Revealing the secrets of cell competition

Revealing the secrets of cell competition
2021-07-20
As multicellular life relies on cell-cell interactions, it is not surprising that this is not always peaceful: cells with higher fitness eliminate cells with lower fitness through cell competition. Cell competition has emerged as a quality control mechanism and occurs when cells differ, genetically or otherwise, from each other. In mammals, the process of cell competition has been observed e.g., in cancer, during organ homeostasis, and during development as a process to select the fittest cells in the embryo and the adult. However, the features that distinguish "winner" from "loser" cells and whether there are key determinants for cell competition in various biological ...

LAST 30 PRESS RELEASES:

Scientists model 'true prevalence' of COVID-19 throughout pandemic

New breakthrough to help immune systems in the fight against cancer

Through the thin-film glass, researchers spot a new liquid phase

Administering opioids to pregnant mice alters behavior and gene expression in offspring

Brain's 'memory center' needed to recognize image sequences but not single sights

Safety of second dose of mRNA COVID-19 vaccines after first-dose allergic reactions

Changes in disparities in access to care, health after Medicare eligibility

Use of high-risk medications among lonely older adults

65+ and lonely? Don't talk to your doctor about another prescription

Exosome formulation developed to deliver antibodies for choroidal neovascularization therapy

Second COVID-19 mRNA vaccine dose found safe following allergic reactions to first dose

Plant root-associated bacteria preferentially colonize their native host-plant roots

Rare inherited variants in previously unsuspected genes may confer significant risk for autism

International experts call for a unified public health response to NAFLD and NASH epidemic

International collaboration of scientists rewrite the rulebook of flowering plant genetics

Improving air quality reduces dementia risk, multiple studies suggest

Misplaced trust: When trust in science fosters pseudoscience

Two types of blood pressure meds prevent heart events equally, but side effects differ

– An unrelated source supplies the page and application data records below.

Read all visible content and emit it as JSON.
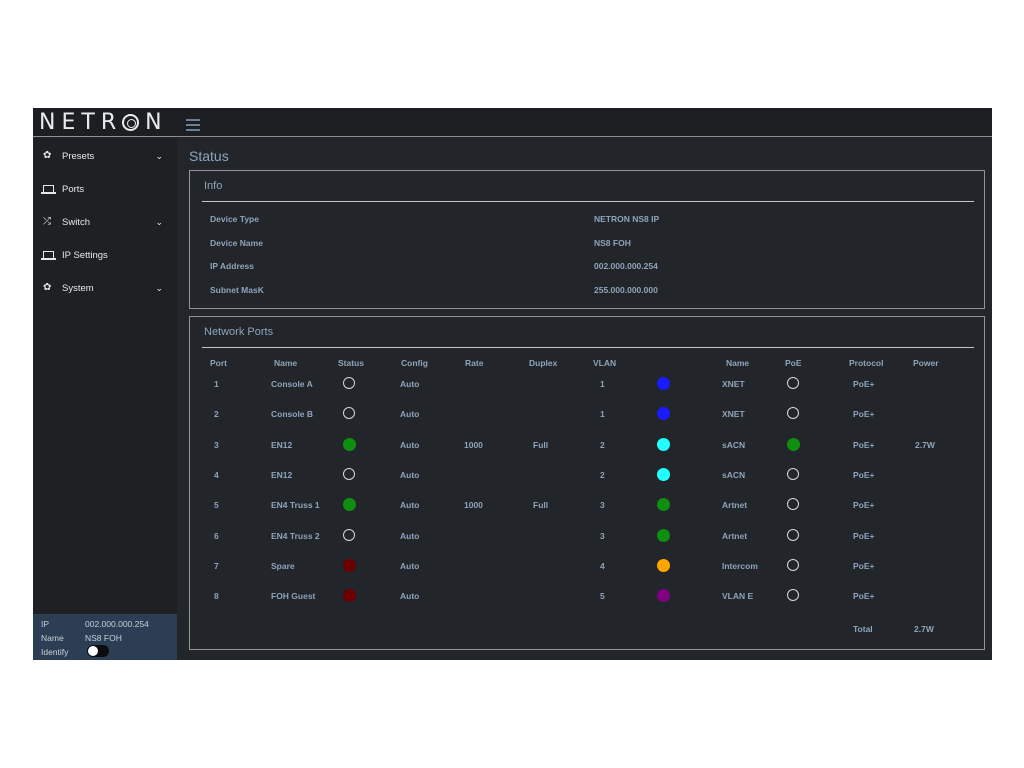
{
  "brand": {
    "logo_text": "NETRON"
  },
  "sidebar": {
    "items": [
      {
        "label": "Presets",
        "icon": "gear-icon",
        "expandable": true
      },
      {
        "label": "Ports",
        "icon": "laptop-icon",
        "expandable": false
      },
      {
        "label": "Switch",
        "icon": "shuffle-icon",
        "expandable": true
      },
      {
        "label": "IP Settings",
        "icon": "laptop-icon",
        "expandable": false
      },
      {
        "label": "System",
        "icon": "gear-icon",
        "expandable": true
      }
    ],
    "footer": {
      "ip_label": "IP",
      "ip_value": "002.000.000.254",
      "name_label": "Name",
      "name_value": "NS8 FOH",
      "identify_label": "Identify",
      "identify_on": false
    }
  },
  "main": {
    "title": "Status",
    "info": {
      "title": "Info",
      "rows": [
        {
          "key": "Device Type",
          "value": "NETRON NS8 IP"
        },
        {
          "key": "Device Name",
          "value": "NS8 FOH"
        },
        {
          "key": "IP Address",
          "value": "002.000.000.254"
        },
        {
          "key": "Subnet MasK",
          "value": "255.000.000.000"
        }
      ]
    },
    "ports": {
      "title": "Network Ports",
      "headers": [
        "Port",
        "Name",
        "Status",
        "Config",
        "Rate",
        "Duplex",
        "VLAN",
        "Name",
        "PoE",
        "Protocol",
        "Power"
      ],
      "rows": [
        {
          "port": "1",
          "name": "Console A",
          "status": "off",
          "config": "Auto",
          "rate": "",
          "duplex": "",
          "vlan": "1",
          "vlan_color": "#1a1aff",
          "vlan_name": "XNET",
          "poe": "off",
          "protocol": "PoE+",
          "power": ""
        },
        {
          "port": "2",
          "name": "Console B",
          "status": "off",
          "config": "Auto",
          "rate": "",
          "duplex": "",
          "vlan": "1",
          "vlan_color": "#1a1aff",
          "vlan_name": "XNET",
          "poe": "off",
          "protocol": "PoE+",
          "power": ""
        },
        {
          "port": "3",
          "name": "EN12",
          "status": "up",
          "config": "Auto",
          "rate": "1000",
          "duplex": "Full",
          "vlan": "2",
          "vlan_color": "#22ffff",
          "vlan_name": "sACN",
          "poe": "on",
          "protocol": "PoE+",
          "power": "2.7W"
        },
        {
          "port": "4",
          "name": "EN12",
          "status": "off",
          "config": "Auto",
          "rate": "",
          "duplex": "",
          "vlan": "2",
          "vlan_color": "#22ffff",
          "vlan_name": "sACN",
          "poe": "off",
          "protocol": "PoE+",
          "power": ""
        },
        {
          "port": "5",
          "name": "EN4 Truss 1",
          "status": "up",
          "config": "Auto",
          "rate": "1000",
          "duplex": "Full",
          "vlan": "3",
          "vlan_color": "#0f8f0f",
          "vlan_name": "Artnet",
          "poe": "off",
          "protocol": "PoE+",
          "power": ""
        },
        {
          "port": "6",
          "name": "EN4 Truss 2",
          "status": "off",
          "config": "Auto",
          "rate": "",
          "duplex": "",
          "vlan": "3",
          "vlan_color": "#0f8f0f",
          "vlan_name": "Artnet",
          "poe": "off",
          "protocol": "PoE+",
          "power": ""
        },
        {
          "port": "7",
          "name": "Spare",
          "status": "disabled",
          "config": "Auto",
          "rate": "",
          "duplex": "",
          "vlan": "4",
          "vlan_color": "#ffa500",
          "vlan_name": "Intercom",
          "poe": "off",
          "protocol": "PoE+",
          "power": ""
        },
        {
          "port": "8",
          "name": "FOH Guest",
          "status": "disabled",
          "config": "Auto",
          "rate": "",
          "duplex": "",
          "vlan": "5",
          "vlan_color": "#800080",
          "vlan_name": "VLAN E",
          "poe": "off",
          "protocol": "PoE+",
          "power": ""
        }
      ],
      "total_label": "Total",
      "total_power": "2.7W"
    }
  },
  "colors": {
    "status_up": "#0f8f0f",
    "status_disabled": "#6b0000",
    "poe_on": "#0f8f0f",
    "text_label": "#8ea4bc",
    "background": "#22252a"
  }
}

New statement provides path to include ethnicity, ancestry, race in genomic research

Among effective antihypertensive drugs, less popular choice is slightly safer

Juicy past of favorite Okinawan fruit revealed

Anticipate a resurgence of respiratory viruses in young children

Anxiety, depression, burnout rising as college students prepare to return to campus

Goal-setting and positive parent-child relationships reduce risk of youth vaping

New research identifies cancer types with little survival improvements in adolescents and young adul

Oncotarget: Replication-stress sensitivity in breast cancer cells

Oncotarget: TERT and its binding protein: overexpression of GABPA/B in gliomas

Development of a novel technology to check body temperature with smartphone camera

The mechanics of puncture finally explained

Extreme heat, dry summers main cause of tree death in Colorado's subalpine forests

[Press-News.org] A machine learning breakthrough: using satellite images to improve human lives
Berkeley-based project could support action worldwide on climate, health and poverty